A single figure is required: the number of lines in the data below that hold the word "Option".

Component data from apps and pages
________

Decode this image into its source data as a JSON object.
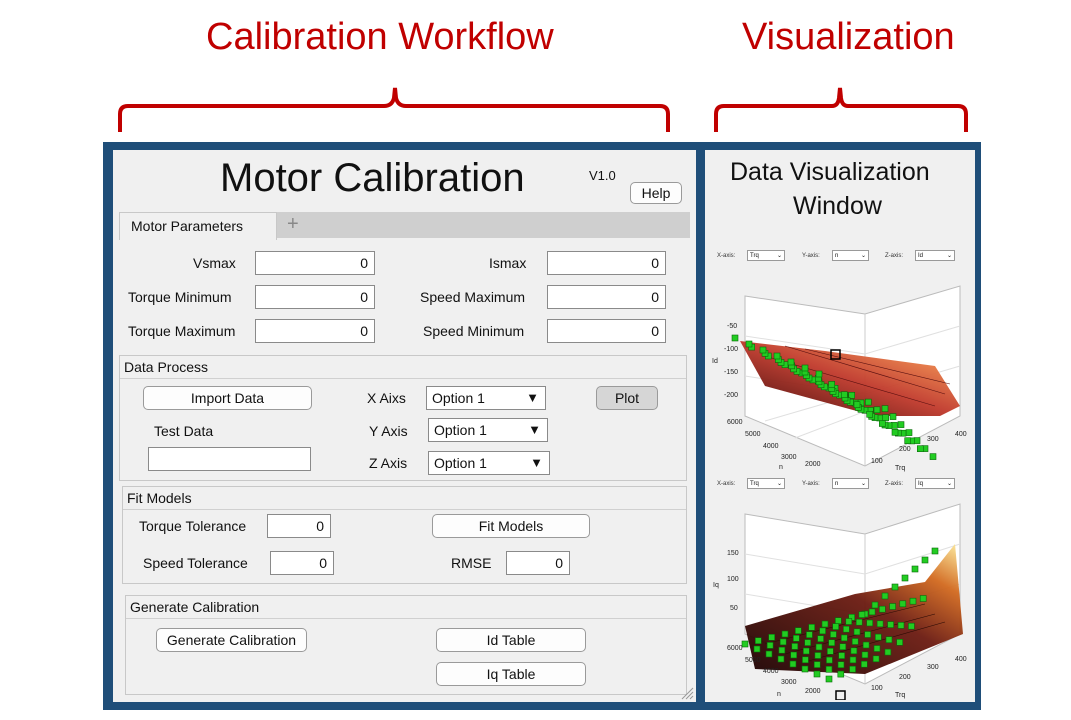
{
  "headings": {
    "left": "Calibration Workflow",
    "right": "Visualization"
  },
  "app": {
    "title": "Motor Calibration",
    "version": "V1.0",
    "help_label": "Help",
    "tabs": [
      {
        "label": "Motor Parameters"
      },
      {
        "label": "+"
      }
    ],
    "params": {
      "vsmax": {
        "label": "Vsmax",
        "value": "0"
      },
      "ismax": {
        "label": "Ismax",
        "value": "0"
      },
      "torque_min": {
        "label": "Torque Minimum",
        "value": "0"
      },
      "speed_max": {
        "label": "Speed Maximum",
        "value": "0"
      },
      "torque_max": {
        "label": "Torque Maximum",
        "value": "0"
      },
      "speed_min": {
        "label": "Speed Minimum",
        "value": "0"
      }
    },
    "data_process": {
      "title": "Data Process",
      "import_label": "Import Data",
      "test_data_label": "Test Data",
      "test_data_value": "",
      "x_axis_label": "X Aixs",
      "y_axis_label": "Y Axis",
      "z_axis_label": "Z Axis",
      "x_axis_value": "Option 1",
      "y_axis_value": "Option 1",
      "z_axis_value": "Option 1",
      "plot_label": "Plot"
    },
    "fit_models": {
      "title": "Fit Models",
      "torque_tol_label": "Torque Tolerance",
      "torque_tol_value": "0",
      "speed_tol_label": "Speed Tolerance",
      "speed_tol_value": "0",
      "fit_label": "Fit Models",
      "rmse_label": "RMSE",
      "rmse_value": "0"
    },
    "generate": {
      "title": "Generate Calibration",
      "generate_label": "Generate Calibration",
      "id_table_label": "Id Table",
      "iq_table_label": "Iq Table"
    }
  },
  "viz": {
    "title_line1": "Data Visualization",
    "title_line2": "Window",
    "plot1": {
      "x_label": "X-axis:",
      "x_value": "Trq",
      "y_label": "Y-axis:",
      "y_value": "n",
      "z_label": "Z-axis:",
      "z_value": "Id",
      "z_ticks": [
        "-50",
        "-100",
        "-150",
        "-200"
      ],
      "n_ticks": [
        "6000",
        "5000",
        "4000",
        "3000",
        "2000"
      ],
      "trq_ticks": [
        "100",
        "200",
        "300",
        "400"
      ],
      "n_axis": "n",
      "trq_axis": "Trq",
      "z_axis": "Id"
    },
    "plot2": {
      "x_label": "X-axis:",
      "x_value": "Trq",
      "y_label": "Y-axis:",
      "y_value": "n",
      "z_label": "Z-axis:",
      "z_value": "Iq",
      "z_ticks": [
        "150",
        "100",
        "50"
      ],
      "n_ticks": [
        "6000",
        "5000",
        "4000",
        "3000",
        "2000"
      ],
      "trq_ticks": [
        "100",
        "200",
        "300",
        "400"
      ],
      "n_axis": "n",
      "trq_axis": "Trq",
      "z_axis": "Iq"
    }
  },
  "colors": {
    "heading": "#c00000",
    "frame": "#1f4e79",
    "marker": "#22cc22"
  }
}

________

TASK RESPONSE:
3